To begin with, even if the president delivered an openly politicized speech, which he won't, your kids would survive the unpleasant experience. Most of our children have not been transformed into complete idiots yet by public education.

Moreover, if your child is incapable of handling a 20-minute haranguing from a self-important public servant, he will be tragically unprepared for the new world. (Whom do you think he will be dealing with when he needs that hip replacement in 60 years?)

Even if you oppose the president on a political level, it is empirically evident that the more one hears his homilies the less inclined one is to trust him. And Obama's penchants to lecture us endlessly, to be the center of attention endlessly and to saturate the airwaves and national conversation are clear indications that he believes government is the answer to every societal, religious, economic, and cultural question we face. Why should your kids be immune?

Was it not the president's calm hand that guided a rattled nation through the shocking racial unrest in Cambridge, Mass., recently? Was it not this man whose decency enabled us to lift our collective head after the dark days of capitalist tyranny? And was it not this president who apologized to a slighted and misunderstood Muslim world (twice) for our sins?

Why should we deny that he can elevate our schoolchildren from the abyss so they finally, after decades of neglect, can learn again? And who better to dictate the lesson plan than the president's secretary of education, Arne Duncan, a man who left Chicago's school district with a meager 40 percent dropout rate?

Honestly, if I'm going to be badgered and browbeaten by the president every day, kids should suffer a bit, as well. The president has been treating the American people like schoolchildren for more than seven months—with another "major address" on health care coming right after he talks to the kids.

When my own brood comes home next week, I'll explain that in this remarkable nation, anyone can become president—though I hope they'll choose something more constructive—and that daddies often hope the president fails. I even may help them with their homework:

Q: "What do you think the president wants us to do?" Nationalize health care?

Q: "Does the speech make you want to do anything?" Write a column.

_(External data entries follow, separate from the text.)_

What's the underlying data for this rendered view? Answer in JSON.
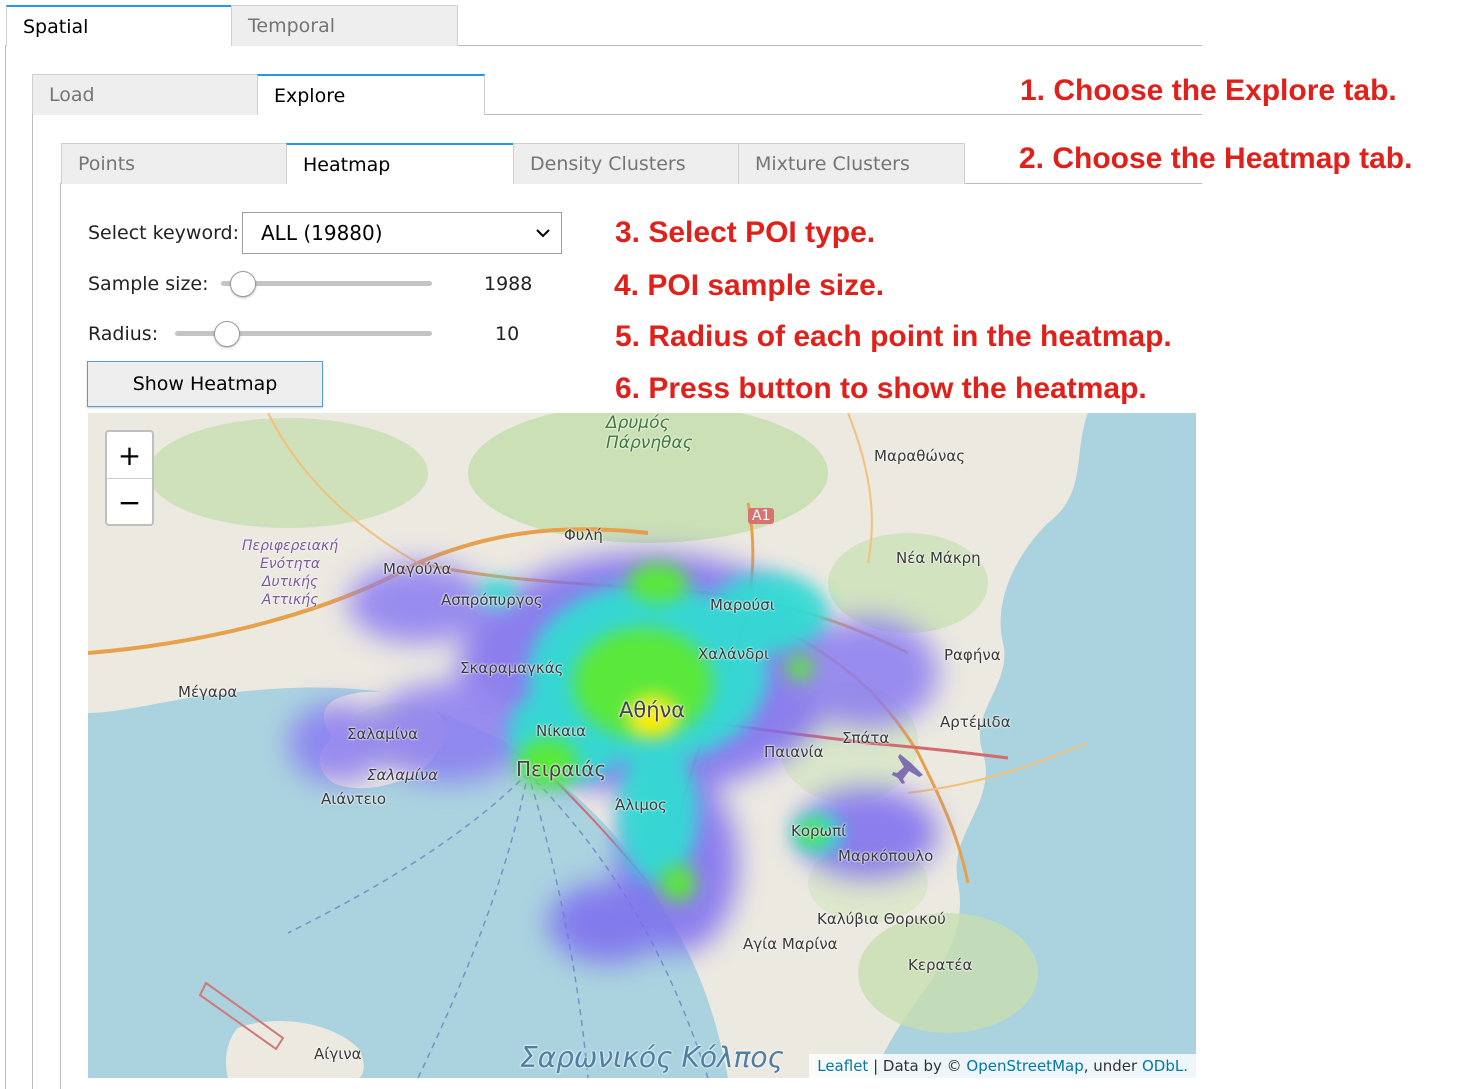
{
  "outer_tabs": [
    {
      "label": "Spatial",
      "active": true
    },
    {
      "label": "Temporal",
      "active": false
    }
  ],
  "mid_tabs": [
    {
      "label": "Load",
      "active": false
    },
    {
      "label": "Explore",
      "active": true
    }
  ],
  "inner_tabs": [
    {
      "label": "Points",
      "active": false
    },
    {
      "label": "Heatmap",
      "active": true
    },
    {
      "label": "Density Clusters",
      "active": false
    },
    {
      "label": "Mixture Clusters",
      "active": false
    }
  ],
  "controls": {
    "keyword_label": "Select keyword:",
    "keyword_value": "ALL (19880)",
    "sample_label": "Sample size:",
    "sample_value": "1988",
    "sample_fraction": 0.1,
    "radius_label": "Radius:",
    "radius_value": "10",
    "radius_fraction": 0.2,
    "show_button": "Show Heatmap"
  },
  "annotations": [
    "1. Choose the Explore tab.",
    "2. Choose the Heatmap tab.",
    "3. Select POI type.",
    "4. POI sample size.",
    "5. Radius of each point in the heatmap.",
    "6. Press button to show the heatmap."
  ],
  "map": {
    "zoom_in": "+",
    "zoom_out": "−",
    "labels": {
      "parnitha": "Δρυμός\nΠάρνηθας",
      "marathonas": "Μαραθώνας",
      "a1": "A1",
      "fyli": "Φυλή",
      "nea_makri": "Νέα Μάκρη",
      "perifereiaki": "Περιφερειακή\nΕνότητα\nΔυτικής\nΑττικής",
      "magoula": "Μαγούλα",
      "aspropyrgos": "Ασπρόπυργος",
      "marousi": "Μαρούσι",
      "skaramagkas": "Σκαραμαγκάς",
      "chalandri": "Χαλάνδρι",
      "rafina": "Ραφήνα",
      "megara": "Μέγαρα",
      "athina": "Αθήνα",
      "artemida": "Αρτέμιδα",
      "salamina1": "Σαλαμίνα",
      "nikaia": "Νίκαια",
      "spata": "Σπάτα",
      "paiania": "Παιανία",
      "salamina2": "Σαλαμίνα",
      "peiraias": "Πειραιάς",
      "aiantio": "Αιάντειο",
      "alimos": "Άλιμος",
      "koropi": "Κορωπί",
      "markopoulo": "Μαρκόπουλο",
      "kalyvia": "Καλύβια Θορικού",
      "agia_marina": "Αγία Μαρίνα",
      "keratea": "Κερατέα",
      "aigina": "Αίγινα",
      "saronikos": "Σαρωνικός Κόλπος"
    },
    "attribution": {
      "leaflet": "Leaflet",
      "sep1": " | Data by © ",
      "osm": "OpenStreetMap",
      "sep2": ", under ",
      "odbl": "ODbL."
    },
    "colors": {
      "sea": "#aad3df",
      "land": "#eceae3",
      "forest": "#c8dfb0",
      "heat_low": "#7b6cf0",
      "heat_mid": "#2fe0d2",
      "heat_high": "#5ae83a",
      "heat_peak": "#ffee00"
    }
  }
}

Q: "Are we able to do what President Obama is asking of us?" God, I hope not.

David Harsanyi is a columnist at The Denver Post and the author of Nanny State. Visit his Web site at www.DavidHarsanyi.com.